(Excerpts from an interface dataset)

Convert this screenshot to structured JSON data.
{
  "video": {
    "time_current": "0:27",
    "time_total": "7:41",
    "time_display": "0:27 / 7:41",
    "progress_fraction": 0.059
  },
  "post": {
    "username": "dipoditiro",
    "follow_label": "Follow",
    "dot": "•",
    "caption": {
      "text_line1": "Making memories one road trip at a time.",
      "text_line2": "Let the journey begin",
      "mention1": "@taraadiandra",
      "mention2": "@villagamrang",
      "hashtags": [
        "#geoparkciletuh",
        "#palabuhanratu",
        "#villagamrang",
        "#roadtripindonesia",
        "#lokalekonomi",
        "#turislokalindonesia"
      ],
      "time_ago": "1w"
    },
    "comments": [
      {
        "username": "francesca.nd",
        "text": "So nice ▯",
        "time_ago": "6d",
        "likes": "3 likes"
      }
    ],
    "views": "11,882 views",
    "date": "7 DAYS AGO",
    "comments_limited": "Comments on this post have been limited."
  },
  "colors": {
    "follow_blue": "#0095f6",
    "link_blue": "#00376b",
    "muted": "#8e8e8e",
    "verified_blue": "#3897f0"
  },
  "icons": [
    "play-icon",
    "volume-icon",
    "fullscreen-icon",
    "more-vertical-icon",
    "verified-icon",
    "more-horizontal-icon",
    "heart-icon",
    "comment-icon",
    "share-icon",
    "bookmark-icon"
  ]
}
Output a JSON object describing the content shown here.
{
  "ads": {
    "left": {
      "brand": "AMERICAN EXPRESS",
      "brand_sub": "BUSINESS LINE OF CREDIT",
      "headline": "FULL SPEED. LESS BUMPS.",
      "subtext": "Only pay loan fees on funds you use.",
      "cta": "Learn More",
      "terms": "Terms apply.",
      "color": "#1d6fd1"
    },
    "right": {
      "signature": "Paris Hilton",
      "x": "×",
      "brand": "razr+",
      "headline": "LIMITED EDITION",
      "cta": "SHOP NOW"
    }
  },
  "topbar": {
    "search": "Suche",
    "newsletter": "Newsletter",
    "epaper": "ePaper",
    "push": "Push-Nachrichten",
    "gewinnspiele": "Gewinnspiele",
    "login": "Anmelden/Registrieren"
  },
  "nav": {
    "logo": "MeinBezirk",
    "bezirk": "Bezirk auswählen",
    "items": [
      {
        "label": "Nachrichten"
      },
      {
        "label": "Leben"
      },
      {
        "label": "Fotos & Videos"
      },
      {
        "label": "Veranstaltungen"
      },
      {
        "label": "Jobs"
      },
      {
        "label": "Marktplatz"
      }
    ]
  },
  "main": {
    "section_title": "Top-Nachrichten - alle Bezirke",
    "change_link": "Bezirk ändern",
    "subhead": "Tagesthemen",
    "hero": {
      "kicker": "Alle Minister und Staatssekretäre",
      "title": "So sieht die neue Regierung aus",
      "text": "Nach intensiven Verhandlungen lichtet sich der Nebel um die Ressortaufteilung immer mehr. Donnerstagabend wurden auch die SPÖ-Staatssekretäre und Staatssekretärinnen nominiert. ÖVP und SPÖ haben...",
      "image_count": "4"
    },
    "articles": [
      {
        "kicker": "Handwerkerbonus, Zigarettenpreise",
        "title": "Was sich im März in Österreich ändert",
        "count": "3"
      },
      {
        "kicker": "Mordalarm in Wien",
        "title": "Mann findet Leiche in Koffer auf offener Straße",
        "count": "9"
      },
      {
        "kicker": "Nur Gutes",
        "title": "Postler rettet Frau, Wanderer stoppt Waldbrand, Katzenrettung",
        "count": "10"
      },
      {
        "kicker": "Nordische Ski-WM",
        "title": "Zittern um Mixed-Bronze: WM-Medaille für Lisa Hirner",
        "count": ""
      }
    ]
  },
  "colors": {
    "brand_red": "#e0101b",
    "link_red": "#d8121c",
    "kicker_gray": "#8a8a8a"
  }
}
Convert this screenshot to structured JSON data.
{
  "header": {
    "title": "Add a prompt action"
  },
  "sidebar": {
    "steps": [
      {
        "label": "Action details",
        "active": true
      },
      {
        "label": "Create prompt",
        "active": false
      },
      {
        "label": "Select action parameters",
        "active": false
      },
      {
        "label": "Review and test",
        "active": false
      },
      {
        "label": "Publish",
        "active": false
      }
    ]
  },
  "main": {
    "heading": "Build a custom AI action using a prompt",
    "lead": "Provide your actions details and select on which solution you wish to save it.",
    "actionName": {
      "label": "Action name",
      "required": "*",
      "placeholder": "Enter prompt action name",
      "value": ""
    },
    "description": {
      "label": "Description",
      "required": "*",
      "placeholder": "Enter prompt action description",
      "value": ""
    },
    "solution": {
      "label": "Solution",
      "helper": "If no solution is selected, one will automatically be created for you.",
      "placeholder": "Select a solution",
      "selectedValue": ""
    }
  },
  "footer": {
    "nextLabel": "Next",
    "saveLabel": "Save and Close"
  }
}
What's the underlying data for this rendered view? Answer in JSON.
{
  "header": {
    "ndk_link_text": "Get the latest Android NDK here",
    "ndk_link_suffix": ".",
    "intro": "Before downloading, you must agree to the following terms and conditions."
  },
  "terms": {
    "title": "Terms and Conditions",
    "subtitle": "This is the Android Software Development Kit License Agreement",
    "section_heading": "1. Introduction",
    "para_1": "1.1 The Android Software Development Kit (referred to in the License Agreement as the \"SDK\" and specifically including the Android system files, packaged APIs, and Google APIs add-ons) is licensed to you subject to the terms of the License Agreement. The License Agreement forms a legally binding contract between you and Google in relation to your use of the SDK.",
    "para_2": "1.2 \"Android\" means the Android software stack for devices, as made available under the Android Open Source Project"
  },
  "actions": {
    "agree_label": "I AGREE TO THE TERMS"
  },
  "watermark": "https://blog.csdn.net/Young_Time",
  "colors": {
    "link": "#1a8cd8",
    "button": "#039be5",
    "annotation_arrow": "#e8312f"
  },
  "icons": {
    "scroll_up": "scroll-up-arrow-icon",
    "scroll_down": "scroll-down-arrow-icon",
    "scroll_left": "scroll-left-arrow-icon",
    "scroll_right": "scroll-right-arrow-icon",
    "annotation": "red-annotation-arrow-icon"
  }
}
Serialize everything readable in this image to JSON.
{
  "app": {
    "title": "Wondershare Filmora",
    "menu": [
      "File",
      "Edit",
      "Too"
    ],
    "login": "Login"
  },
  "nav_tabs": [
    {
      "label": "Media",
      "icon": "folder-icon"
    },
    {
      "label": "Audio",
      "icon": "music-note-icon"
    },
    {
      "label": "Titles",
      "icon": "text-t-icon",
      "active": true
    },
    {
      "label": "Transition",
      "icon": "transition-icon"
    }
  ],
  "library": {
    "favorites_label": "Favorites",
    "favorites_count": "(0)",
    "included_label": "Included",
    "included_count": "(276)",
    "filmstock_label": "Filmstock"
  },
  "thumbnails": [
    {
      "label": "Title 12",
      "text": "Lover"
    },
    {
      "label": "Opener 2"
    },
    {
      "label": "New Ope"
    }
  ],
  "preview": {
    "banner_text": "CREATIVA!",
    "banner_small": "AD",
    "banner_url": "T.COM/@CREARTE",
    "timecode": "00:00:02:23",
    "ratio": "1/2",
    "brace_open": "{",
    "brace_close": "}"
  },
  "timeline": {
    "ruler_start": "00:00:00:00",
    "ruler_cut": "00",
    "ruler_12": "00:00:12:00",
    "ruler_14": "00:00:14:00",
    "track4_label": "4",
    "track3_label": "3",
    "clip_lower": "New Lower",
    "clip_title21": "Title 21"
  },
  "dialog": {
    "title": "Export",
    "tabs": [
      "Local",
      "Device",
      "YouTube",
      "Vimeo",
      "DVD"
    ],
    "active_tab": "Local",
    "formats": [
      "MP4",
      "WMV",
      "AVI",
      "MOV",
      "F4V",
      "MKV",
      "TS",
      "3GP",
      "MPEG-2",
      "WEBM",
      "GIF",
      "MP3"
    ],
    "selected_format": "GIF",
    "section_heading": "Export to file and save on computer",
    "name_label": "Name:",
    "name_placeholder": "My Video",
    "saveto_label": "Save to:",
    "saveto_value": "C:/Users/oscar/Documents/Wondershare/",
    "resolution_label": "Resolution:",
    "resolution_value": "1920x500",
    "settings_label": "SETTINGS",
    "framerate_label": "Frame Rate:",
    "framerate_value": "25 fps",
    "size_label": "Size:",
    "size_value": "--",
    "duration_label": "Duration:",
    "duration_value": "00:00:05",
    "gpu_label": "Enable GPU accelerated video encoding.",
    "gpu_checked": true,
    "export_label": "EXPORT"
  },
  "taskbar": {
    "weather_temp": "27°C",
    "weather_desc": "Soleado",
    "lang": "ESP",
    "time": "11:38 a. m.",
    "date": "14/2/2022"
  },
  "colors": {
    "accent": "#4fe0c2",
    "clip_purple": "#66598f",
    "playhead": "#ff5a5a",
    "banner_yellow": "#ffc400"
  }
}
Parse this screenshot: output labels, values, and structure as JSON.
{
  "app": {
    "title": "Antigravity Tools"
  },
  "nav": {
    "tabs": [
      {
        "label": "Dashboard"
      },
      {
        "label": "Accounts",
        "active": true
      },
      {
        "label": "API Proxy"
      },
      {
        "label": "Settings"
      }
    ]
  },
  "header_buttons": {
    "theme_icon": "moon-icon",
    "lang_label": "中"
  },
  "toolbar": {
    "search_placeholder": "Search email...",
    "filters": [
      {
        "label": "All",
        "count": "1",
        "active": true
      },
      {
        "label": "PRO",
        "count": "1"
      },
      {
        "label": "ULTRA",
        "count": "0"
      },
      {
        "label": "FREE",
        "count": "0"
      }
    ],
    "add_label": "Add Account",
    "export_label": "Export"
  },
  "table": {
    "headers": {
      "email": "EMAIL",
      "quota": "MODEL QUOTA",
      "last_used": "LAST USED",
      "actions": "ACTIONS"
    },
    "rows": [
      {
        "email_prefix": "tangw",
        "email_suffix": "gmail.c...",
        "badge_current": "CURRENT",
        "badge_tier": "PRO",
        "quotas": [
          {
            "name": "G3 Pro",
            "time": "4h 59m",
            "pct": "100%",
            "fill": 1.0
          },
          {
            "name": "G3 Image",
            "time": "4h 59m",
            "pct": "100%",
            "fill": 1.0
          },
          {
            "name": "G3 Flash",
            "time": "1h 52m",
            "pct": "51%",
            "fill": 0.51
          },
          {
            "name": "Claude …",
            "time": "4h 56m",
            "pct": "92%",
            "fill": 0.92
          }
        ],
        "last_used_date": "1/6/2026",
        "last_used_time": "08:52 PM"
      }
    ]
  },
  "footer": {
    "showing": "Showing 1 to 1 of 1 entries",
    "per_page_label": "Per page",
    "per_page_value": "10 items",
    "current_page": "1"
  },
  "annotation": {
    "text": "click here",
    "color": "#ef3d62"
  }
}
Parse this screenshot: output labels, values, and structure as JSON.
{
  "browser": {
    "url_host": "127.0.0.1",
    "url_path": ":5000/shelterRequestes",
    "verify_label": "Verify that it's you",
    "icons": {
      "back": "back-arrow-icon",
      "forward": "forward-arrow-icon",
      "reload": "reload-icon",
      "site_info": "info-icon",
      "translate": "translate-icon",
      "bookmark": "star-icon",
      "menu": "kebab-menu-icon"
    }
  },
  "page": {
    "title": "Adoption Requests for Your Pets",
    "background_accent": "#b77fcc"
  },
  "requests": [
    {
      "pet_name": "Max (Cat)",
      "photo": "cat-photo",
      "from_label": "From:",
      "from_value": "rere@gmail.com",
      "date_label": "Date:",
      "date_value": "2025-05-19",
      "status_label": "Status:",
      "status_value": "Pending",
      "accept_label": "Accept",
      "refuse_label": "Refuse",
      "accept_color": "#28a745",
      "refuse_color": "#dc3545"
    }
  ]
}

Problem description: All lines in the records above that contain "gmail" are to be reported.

Solved exercise:
        "email_suffix": "gmail.c...",
      "from_value": "rere@gmail.com",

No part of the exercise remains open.